EXERCISE DETAILS: Write out every entry exactly as it stands.

RECORDS FOR PROCESSING:
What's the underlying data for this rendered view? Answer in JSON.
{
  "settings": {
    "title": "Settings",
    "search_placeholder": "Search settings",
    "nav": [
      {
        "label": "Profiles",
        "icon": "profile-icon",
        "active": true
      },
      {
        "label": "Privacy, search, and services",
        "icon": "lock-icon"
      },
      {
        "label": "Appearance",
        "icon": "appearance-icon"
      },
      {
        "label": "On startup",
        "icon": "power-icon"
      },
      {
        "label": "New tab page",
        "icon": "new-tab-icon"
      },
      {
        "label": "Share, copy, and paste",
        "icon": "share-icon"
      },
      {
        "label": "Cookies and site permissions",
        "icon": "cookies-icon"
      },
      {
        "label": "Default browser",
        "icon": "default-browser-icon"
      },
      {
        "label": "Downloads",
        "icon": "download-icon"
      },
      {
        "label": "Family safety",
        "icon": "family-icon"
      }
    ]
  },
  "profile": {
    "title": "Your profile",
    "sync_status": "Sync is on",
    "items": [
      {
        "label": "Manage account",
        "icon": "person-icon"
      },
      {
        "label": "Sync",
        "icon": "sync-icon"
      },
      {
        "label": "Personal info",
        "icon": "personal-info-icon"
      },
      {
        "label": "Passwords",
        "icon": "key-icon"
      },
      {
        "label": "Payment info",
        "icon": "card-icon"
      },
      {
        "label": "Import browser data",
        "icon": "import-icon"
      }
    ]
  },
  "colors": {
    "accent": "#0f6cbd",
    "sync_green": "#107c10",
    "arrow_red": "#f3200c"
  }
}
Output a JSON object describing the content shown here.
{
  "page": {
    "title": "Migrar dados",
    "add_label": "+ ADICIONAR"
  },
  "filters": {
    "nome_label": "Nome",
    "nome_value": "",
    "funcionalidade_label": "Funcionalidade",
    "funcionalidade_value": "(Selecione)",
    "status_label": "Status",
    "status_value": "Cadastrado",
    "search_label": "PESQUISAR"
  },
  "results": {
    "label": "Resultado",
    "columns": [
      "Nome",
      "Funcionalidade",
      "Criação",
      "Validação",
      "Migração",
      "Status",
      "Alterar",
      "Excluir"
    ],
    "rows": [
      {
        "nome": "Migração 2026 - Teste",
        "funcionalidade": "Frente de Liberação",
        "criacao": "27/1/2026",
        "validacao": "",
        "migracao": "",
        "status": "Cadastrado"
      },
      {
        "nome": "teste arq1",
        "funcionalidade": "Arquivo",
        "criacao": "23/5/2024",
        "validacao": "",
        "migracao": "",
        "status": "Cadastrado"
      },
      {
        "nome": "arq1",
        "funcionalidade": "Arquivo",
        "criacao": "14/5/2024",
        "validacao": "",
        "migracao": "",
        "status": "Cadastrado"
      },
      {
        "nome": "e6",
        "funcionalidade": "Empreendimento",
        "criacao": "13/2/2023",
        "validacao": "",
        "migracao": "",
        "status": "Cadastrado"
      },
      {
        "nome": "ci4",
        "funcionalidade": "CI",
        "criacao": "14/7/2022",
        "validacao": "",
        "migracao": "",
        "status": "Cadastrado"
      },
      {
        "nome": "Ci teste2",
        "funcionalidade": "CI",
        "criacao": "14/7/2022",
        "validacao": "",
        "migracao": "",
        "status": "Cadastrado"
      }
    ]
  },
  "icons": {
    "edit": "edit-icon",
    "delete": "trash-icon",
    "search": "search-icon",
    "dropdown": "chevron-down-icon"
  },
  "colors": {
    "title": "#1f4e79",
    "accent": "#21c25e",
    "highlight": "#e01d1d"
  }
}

ANSWER FOR THE TASK:
What's the underlying data for this rendered view? Answer in JSON.
{
  "settings": {
    "title": "Settings",
    "search_placeholder": "Search settings",
    "nav": [
      {
        "label": "Profiles",
        "icon": "profile-icon",
        "active": true
      },
      {
        "label": "Privacy, search, and services",
        "icon": "lock-icon"
      },
      {
        "label": "Appearance",
        "icon": "appearance-icon"
      },
      {
        "label": "On startup",
        "icon": "power-icon"
      },
      {
        "label": "New tab page",
        "icon": "new-tab-icon"
      },
      {
        "label": "Share, copy, and paste",
        "icon": "share-icon"
      },
      {
        "label": "Cookies and site permissions",
        "icon": "cookies-icon"
      },
      {
        "label": "Default browser",
        "icon": "default-browser-icon"
      },
      {
        "label": "Downloads",
        "icon": "download-icon"
      },
      {
        "label": "Family safety",
        "icon": "family-icon"
      }
    ]
  },
  "profile": {
    "title": "Your profile",
    "sync_status": "Sync is on",
    "items": [
      {
        "label": "Manage account",
        "icon": "person-icon"
      },
      {
        "label": "Sync",
        "icon": "sync-icon"
      },
      {
        "label": "Personal info",
        "icon": "personal-info-icon"
      },
      {
        "label": "Passwords",
        "icon": "key-icon"
      },
      {
        "label": "Payment info",
        "icon": "card-icon"
      },
      {
        "label": "Import browser data",
        "icon": "import-icon"
      }
    ]
  },
  "colors": {
    "accent": "#0f6cbd",
    "sync_green": "#107c10",
    "arrow_red": "#f3200c"
  }
}
Output a JSON object describing the content shown here.
{
  "page": {
    "title": "Migrar dados",
    "add_label": "+ ADICIONAR"
  },
  "filters": {
    "nome_label": "Nome",
    "nome_value": "",
    "funcionalidade_label": "Funcionalidade",
    "funcionalidade_value": "(Selecione)",
    "status_label": "Status",
    "status_value": "Cadastrado",
    "search_label": "PESQUISAR"
  },
  "results": {
    "label": "Resultado",
    "columns": [
      "Nome",
      "Funcionalidade",
      "Criação",
      "Validação",
      "Migração",
      "Status",
      "Alterar",
      "Excluir"
    ],
    "rows": [
      {
        "nome": "Migração 2026 - Teste",
        "funcionalidade": "Frente de Liberação",
        "criacao": "27/1/2026",
        "validacao": "",
        "migracao": "",
        "status": "Cadastrado"
      },
      {
        "nome": "teste arq1",
        "funcionalidade": "Arquivo",
        "criacao": "23/5/2024",
        "validacao": "",
        "migracao": "",
        "status": "Cadastrado"
      },
      {
        "nome": "arq1",
        "funcionalidade": "Arquivo",
        "criacao": "14/5/2024",
        "validacao": "",
        "migracao": "",
        "status": "Cadastrado"
      },
      {
        "nome": "e6",
        "funcionalidade": "Empreendimento",
        "criacao": "13/2/2023",
        "validacao": "",
        "migracao": "",
        "status": "Cadastrado"
      },
      {
        "nome": "ci4",
        "funcionalidade": "CI",
        "criacao": "14/7/2022",
        "validacao": "",
        "migracao": "",
        "status": "Cadastrado"
      },
      {
        "nome": "Ci teste2",
        "funcionalidade": "CI",
        "criacao": "14/7/2022",
        "validacao": "",
        "migracao": "",
        "status": "Cadastrado"
      }
    ]
  },
  "icons": {
    "edit": "edit-icon",
    "delete": "trash-icon",
    "search": "search-icon",
    "dropdown": "chevron-down-icon"
  },
  "colors": {
    "title": "#1f4e79",
    "accent": "#21c25e",
    "highlight": "#e01d1d"
  }
}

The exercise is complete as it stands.